President Obama urged Americans to remember “what ties us together” after a hard-fought election year, in his Thanksgiving Day address.
Obama called the holiday “a time to give thanks for each other, and for the incredible bounty we enjoy.”
The president also said he hoped Thanksgiving Day could help ease the political divisions from this year’s hard-fought campaigns.
“Thanksgiving is a chance to put it all in perspective – to remember that, despite our differences, we are, and always will be, Americans first and foremost,” he continued.
Obama said the country had much to be grateful for this year.
“Today we give thanks for blessings that are all too rare in this world,” he said. “The ability to spend time with the ones we love; to say what we want; to worship as we please; to know that there are brave men and women defending our freedom around the globe; and to look our children in the eye and tell them that, here in America, no dream is too big if they’re willing to work for it..

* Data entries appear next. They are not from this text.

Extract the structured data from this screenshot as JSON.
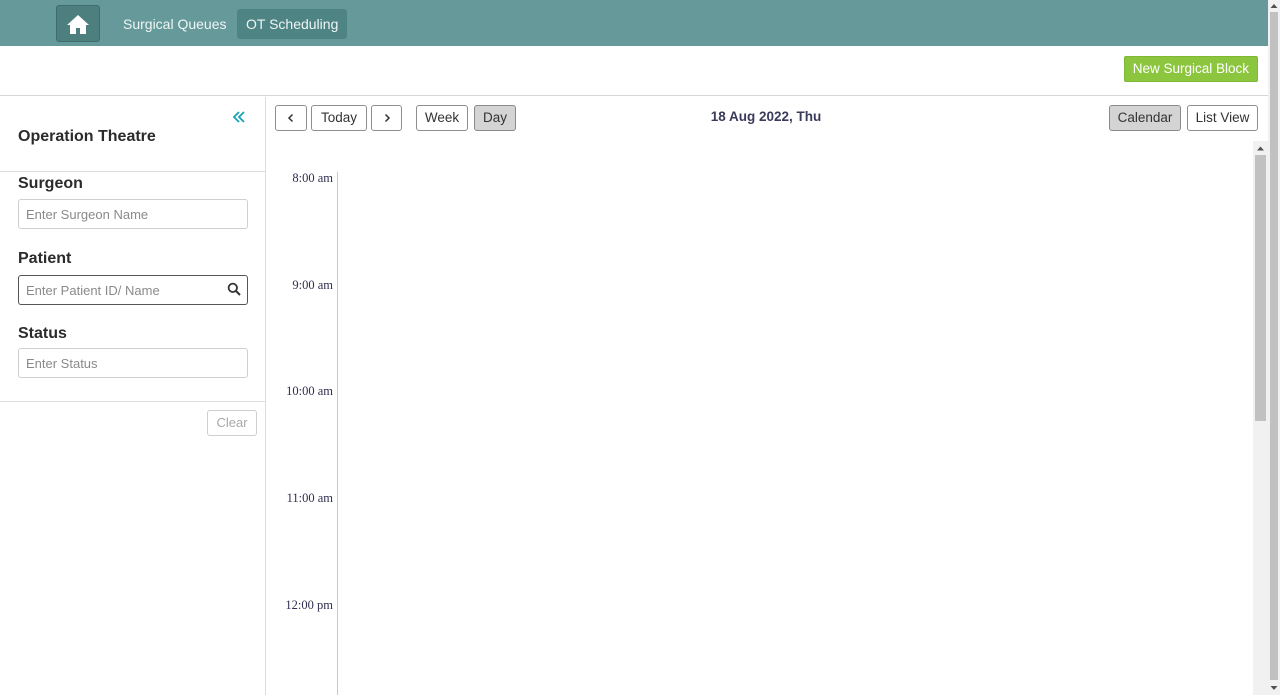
{
  "nav": {
    "home_icon": "home-icon",
    "links": [
      {
        "label": "Surgical Queues",
        "active": false
      },
      {
        "label": "OT Scheduling",
        "active": true
      }
    ],
    "bar_color": "#669999"
  },
  "header": {
    "new_block_label": "New Surgical Block",
    "accent_color": "#8cc63f"
  },
  "sidebar": {
    "collapse_icon": "double-chevron-left-icon",
    "title": "Operation Theatre",
    "surgeon": {
      "label": "Surgeon",
      "placeholder": "Enter Surgeon Name",
      "value": ""
    },
    "patient": {
      "label": "Patient",
      "placeholder": "Enter Patient ID/ Name",
      "value": "",
      "icon": "search-icon"
    },
    "status": {
      "label": "Status",
      "placeholder": "Enter Status",
      "value": ""
    },
    "clear_label": "Clear"
  },
  "toolbar": {
    "prev_icon": "chevron-left-icon",
    "today_label": "Today",
    "next_icon": "chevron-right-icon",
    "week_label": "Week",
    "day_label": "Day",
    "active_range": "Day",
    "date_title": "18 Aug 2022, Thu",
    "calendar_label": "Calendar",
    "list_view_label": "List View",
    "active_view": "Calendar"
  },
  "calendar": {
    "time_slots": [
      "8:00 am",
      "9:00 am",
      "10:00 am",
      "11:00 am",
      "12:00 pm"
    ]
  }
}
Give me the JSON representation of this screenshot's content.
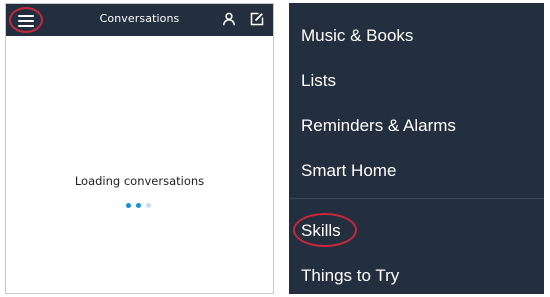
{
  "left_panel": {
    "title": "Conversations",
    "menu_icon": "hamburger-menu-icon",
    "contact_icon": "person-icon",
    "compose_icon": "compose-icon",
    "loading_text": "Loading conversations",
    "loading_dot_colors": [
      "#1a8fd0",
      "#1a8fd0",
      "#c9dfee"
    ]
  },
  "right_menu": {
    "items": [
      {
        "label": "Music & Books"
      },
      {
        "label": "Lists"
      },
      {
        "label": "Reminders & Alarms"
      },
      {
        "label": "Smart Home"
      },
      {
        "label": "Skills"
      },
      {
        "label": "Things to Try"
      }
    ]
  },
  "colors": {
    "topbar_bg": "#232f3e",
    "menu_bg": "#232f3e",
    "highlight": "#c8283c",
    "text_light": "#ffffff"
  }
}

But the president also urged Americans to remember those affected by Hurricane Sandy, which battered communities along the Atlantic seaboard in late October.
“Right now, as we prepare to gather around our dinner tables, there are families in the northeast who don’t have that luxury. Many of them have lost everything to Hurricane Sandy – homes, possessions, even loved ones. And it will be a long time before life goes back to normal,” he said.

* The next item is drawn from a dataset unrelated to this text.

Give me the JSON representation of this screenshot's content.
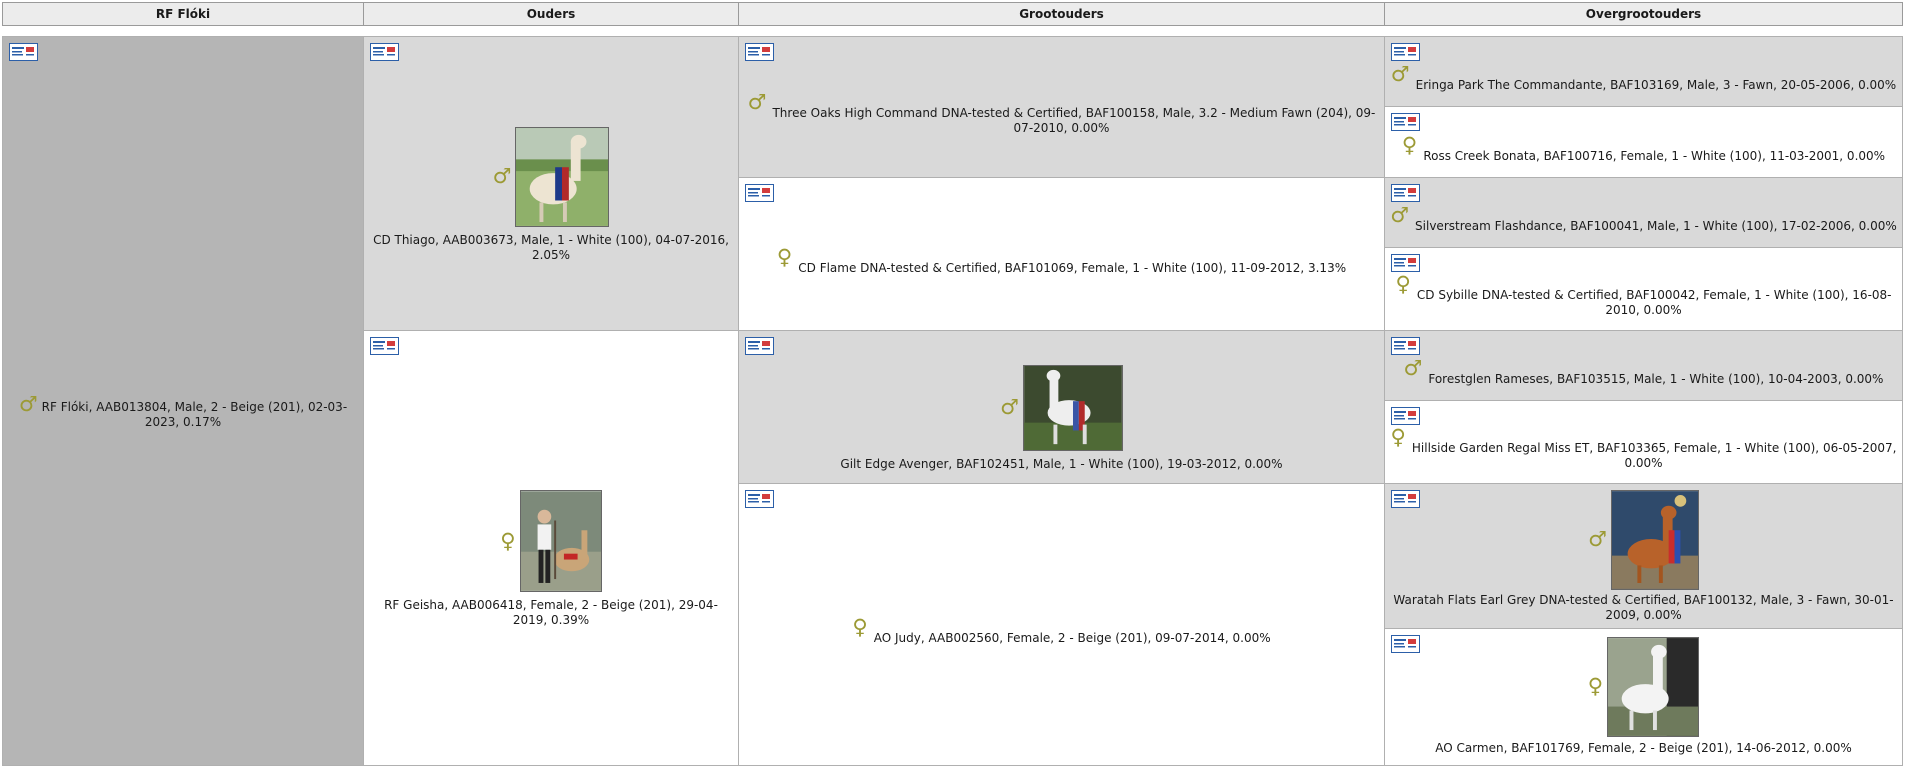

The president said that efforts were continuing to help devastated communities recover from the super-storm and that Sandy had shown that Americans were “bold, generous, big-hearted people.”
“When our brothers and sisters are in need, we roll up our sleeves and get to work – not for the recognition or the reward, but because it’s the right thing to do,” said Obama. “Here in America, we rise or fall together, as one nation and one people. That’s something to be grateful for – today and every day.”